──────── PROVIDED RECORDS ────────
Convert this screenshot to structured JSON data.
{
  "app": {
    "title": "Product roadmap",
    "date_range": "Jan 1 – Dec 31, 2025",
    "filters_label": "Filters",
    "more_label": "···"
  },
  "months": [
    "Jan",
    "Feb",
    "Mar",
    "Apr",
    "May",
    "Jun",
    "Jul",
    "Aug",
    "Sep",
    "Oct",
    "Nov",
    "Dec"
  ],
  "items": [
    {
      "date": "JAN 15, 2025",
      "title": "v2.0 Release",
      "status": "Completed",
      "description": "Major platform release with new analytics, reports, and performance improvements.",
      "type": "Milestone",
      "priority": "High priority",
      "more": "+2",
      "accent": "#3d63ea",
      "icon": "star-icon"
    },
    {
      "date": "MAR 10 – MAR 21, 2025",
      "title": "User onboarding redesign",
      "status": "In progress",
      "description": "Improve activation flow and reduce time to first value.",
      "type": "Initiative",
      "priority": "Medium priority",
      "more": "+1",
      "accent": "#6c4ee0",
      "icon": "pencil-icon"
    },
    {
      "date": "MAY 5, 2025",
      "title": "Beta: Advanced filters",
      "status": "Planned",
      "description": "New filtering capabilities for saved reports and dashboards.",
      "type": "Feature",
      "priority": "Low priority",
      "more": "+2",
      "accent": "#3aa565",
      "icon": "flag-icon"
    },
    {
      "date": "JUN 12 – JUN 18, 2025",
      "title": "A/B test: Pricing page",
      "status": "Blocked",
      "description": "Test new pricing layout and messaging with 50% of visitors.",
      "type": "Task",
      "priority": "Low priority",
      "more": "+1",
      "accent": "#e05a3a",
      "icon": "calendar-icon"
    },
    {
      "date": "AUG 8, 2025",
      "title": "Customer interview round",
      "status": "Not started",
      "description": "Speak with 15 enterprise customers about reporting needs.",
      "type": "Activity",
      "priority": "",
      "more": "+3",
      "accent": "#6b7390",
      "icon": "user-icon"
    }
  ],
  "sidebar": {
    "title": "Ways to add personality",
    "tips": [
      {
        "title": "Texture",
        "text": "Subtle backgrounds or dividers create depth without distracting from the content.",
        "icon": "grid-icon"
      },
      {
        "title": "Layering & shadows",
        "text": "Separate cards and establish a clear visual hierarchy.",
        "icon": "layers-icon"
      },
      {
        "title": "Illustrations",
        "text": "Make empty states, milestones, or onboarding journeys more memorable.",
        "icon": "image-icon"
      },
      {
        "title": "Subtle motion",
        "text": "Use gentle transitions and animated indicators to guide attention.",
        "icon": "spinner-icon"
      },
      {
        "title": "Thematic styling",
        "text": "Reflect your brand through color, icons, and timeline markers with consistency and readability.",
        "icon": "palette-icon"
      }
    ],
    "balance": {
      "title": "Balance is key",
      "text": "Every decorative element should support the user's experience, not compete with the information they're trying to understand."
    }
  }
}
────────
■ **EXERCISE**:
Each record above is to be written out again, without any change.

■ **WORKED SOLUTION**:
Convert this screenshot to structured JSON data.
{
  "app": {
    "title": "Product roadmap",
    "date_range": "Jan 1 – Dec 31, 2025",
    "filters_label": "Filters",
    "more_label": "···"
  },
  "months": [
    "Jan",
    "Feb",
    "Mar",
    "Apr",
    "May",
    "Jun",
    "Jul",
    "Aug",
    "Sep",
    "Oct",
    "Nov",
    "Dec"
  ],
  "items": [
    {
      "date": "JAN 15, 2025",
      "title": "v2.0 Release",
      "status": "Completed",
      "description": "Major platform release with new analytics, reports, and performance improvements.",
      "type": "Milestone",
      "priority": "High priority",
      "more": "+2",
      "accent": "#3d63ea",
      "icon": "star-icon"
    },
    {
      "date": "MAR 10 – MAR 21, 2025",
      "title": "User onboarding redesign",
      "status": "In progress",
      "description": "Improve activation flow and reduce time to first value.",
      "type": "Initiative",
      "priority": "Medium priority",
      "more": "+1",
      "accent": "#6c4ee0",
      "icon": "pencil-icon"
    },
    {
      "date": "MAY 5, 2025",
      "title": "Beta: Advanced filters",
      "status": "Planned",
      "description": "New filtering capabilities for saved reports and dashboards.",
      "type": "Feature",
      "priority": "Low priority",
      "more": "+2",
      "accent": "#3aa565",
      "icon": "flag-icon"
    },
    {
      "date": "JUN 12 – JUN 18, 2025",
      "title": "A/B test: Pricing page",
      "status": "Blocked",
      "description": "Test new pricing layout and messaging with 50% of visitors.",
      "type": "Task",
      "priority": "Low priority",
      "more": "+1",
      "accent": "#e05a3a",
      "icon": "calendar-icon"
    },
    {
      "date": "AUG 8, 2025",
      "title": "Customer interview round",
      "status": "Not started",
      "description": "Speak with 15 enterprise customers about reporting needs.",
      "type": "Activity",
      "priority": "",
      "more": "+3",
      "accent": "#6b7390",
      "icon": "user-icon"
    }
  ],
  "sidebar": {
    "title": "Ways to add personality",
    "tips": [
      {
        "title": "Texture",
        "text": "Subtle backgrounds or dividers create depth without distracting from the content.",
        "icon": "grid-icon"
      },
      {
        "title": "Layering & shadows",
        "text": "Separate cards and establish a clear visual hierarchy.",
        "icon": "layers-icon"
      },
      {
        "title": "Illustrations",
        "text": "Make empty states, milestones, or onboarding journeys more memorable.",
        "icon": "image-icon"
      },
      {
        "title": "Subtle motion",
        "text": "Use gentle transitions and animated indicators to guide attention.",
        "icon": "spinner-icon"
      },
      {
        "title": "Thematic styling",
        "text": "Reflect your brand through color, icons, and timeline markers with consistency and readability.",
        "icon": "palette-icon"
      }
    ],
    "balance": {
      "title": "Balance is key",
      "text": "Every decorative element should support the user's experience, not compete with the information they're trying to understand."
    }
  }
}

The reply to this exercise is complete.